Rule of Law
Holding and Reasoning (Aronson, J.)
What to do next…
Unlock this case brief with a free (no-commitment) trial membership of Quimbee.
You’ll be in good company: Quimbee is one of the most widely used and trusted sites for law students, serving more than 707,000 law students since 2011. Some law schools—such as Yale, Berkeley, and Northwestern—even subscribe directly to Quimbee for all their law students.Unlock this case briefRead our student testimonials
Learn more about Quimbee’s unique (and proven) approach to achieving great grades at law school.
Quimbee is a company hell-bent on one thing: helping you get an “A” in every course you take in law school, so you can graduate at the top of your class and get a high-paying law job. We’re not just a study aid for law students; we’re the study aid for law students.Learn about our approachRead more about Quimbee
Here's why 707,000 law students have relied on our case briefs:
- Written by law professors and practitioners, not other law students. 44,500 briefs, keyed to 983 casebooks. Top-notch customer support.
- The right amount of information, includes the facts, issues, rule of law, holding and reasoning, and any concurrences and dissents.
- Access in your classes, works on your mobile and tablet. Massive library of related video lessons and high quality multiple-choice questions.

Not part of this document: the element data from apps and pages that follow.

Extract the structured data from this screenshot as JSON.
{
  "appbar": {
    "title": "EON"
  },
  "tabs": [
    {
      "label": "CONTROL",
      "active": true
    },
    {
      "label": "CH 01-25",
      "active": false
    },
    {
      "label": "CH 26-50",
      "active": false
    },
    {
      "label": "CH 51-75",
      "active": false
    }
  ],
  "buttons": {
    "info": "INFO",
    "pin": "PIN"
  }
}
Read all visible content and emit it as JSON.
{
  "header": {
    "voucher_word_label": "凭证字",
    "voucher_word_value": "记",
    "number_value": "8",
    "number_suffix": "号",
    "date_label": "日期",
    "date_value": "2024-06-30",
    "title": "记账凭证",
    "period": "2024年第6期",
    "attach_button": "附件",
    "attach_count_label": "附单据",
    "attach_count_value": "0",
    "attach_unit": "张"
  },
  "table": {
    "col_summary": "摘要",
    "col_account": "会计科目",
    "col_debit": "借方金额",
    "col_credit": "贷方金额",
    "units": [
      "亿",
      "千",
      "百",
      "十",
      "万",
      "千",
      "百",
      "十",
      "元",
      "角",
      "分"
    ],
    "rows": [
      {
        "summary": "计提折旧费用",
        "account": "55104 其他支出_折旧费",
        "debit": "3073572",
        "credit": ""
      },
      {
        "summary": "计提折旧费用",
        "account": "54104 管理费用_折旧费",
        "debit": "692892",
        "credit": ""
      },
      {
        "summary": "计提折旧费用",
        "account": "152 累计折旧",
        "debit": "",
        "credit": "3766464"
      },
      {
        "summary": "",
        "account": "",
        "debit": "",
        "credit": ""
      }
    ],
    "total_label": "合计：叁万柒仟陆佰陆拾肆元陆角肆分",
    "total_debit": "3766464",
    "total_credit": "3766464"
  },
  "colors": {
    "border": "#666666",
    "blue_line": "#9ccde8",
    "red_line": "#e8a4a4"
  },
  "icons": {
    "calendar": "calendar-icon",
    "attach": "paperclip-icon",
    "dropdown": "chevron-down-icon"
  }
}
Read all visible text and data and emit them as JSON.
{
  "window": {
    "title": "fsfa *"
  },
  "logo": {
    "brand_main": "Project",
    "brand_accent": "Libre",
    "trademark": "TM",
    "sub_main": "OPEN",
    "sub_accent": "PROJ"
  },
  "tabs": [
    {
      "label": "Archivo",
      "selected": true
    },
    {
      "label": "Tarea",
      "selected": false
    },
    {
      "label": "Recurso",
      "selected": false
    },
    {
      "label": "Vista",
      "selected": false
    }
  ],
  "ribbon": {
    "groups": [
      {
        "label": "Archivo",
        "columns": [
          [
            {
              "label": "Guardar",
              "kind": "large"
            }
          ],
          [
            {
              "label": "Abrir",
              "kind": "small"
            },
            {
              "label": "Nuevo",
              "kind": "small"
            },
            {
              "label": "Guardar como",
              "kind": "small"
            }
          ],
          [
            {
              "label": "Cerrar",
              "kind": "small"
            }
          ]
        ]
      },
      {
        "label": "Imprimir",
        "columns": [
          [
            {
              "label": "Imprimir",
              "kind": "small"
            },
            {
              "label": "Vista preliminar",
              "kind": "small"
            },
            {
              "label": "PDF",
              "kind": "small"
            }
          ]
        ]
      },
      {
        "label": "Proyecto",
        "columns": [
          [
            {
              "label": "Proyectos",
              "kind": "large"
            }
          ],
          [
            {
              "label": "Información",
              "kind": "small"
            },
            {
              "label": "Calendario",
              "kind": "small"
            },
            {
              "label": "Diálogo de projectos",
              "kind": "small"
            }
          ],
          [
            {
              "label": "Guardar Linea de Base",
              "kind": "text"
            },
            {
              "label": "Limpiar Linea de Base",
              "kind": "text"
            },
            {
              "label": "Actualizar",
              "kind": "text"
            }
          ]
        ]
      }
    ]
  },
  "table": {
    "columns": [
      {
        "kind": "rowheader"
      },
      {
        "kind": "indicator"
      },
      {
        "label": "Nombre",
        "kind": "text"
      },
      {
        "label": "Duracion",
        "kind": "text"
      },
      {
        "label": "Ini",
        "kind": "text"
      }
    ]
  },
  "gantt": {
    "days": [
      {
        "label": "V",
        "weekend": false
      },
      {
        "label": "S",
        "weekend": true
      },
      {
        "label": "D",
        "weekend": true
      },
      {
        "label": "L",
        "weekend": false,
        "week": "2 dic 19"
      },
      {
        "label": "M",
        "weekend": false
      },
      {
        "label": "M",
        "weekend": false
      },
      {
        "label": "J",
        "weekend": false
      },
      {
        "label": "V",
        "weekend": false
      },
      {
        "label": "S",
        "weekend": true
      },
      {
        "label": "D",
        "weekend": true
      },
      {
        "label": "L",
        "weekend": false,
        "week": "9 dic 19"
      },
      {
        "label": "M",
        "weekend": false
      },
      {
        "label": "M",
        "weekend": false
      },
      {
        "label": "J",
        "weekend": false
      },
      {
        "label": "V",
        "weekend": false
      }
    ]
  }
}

- Easy to use, uniform format for every case brief. Written in plain English, not in legalese. Our briefs summarize and simplify; they don’t just repeat the court’s language.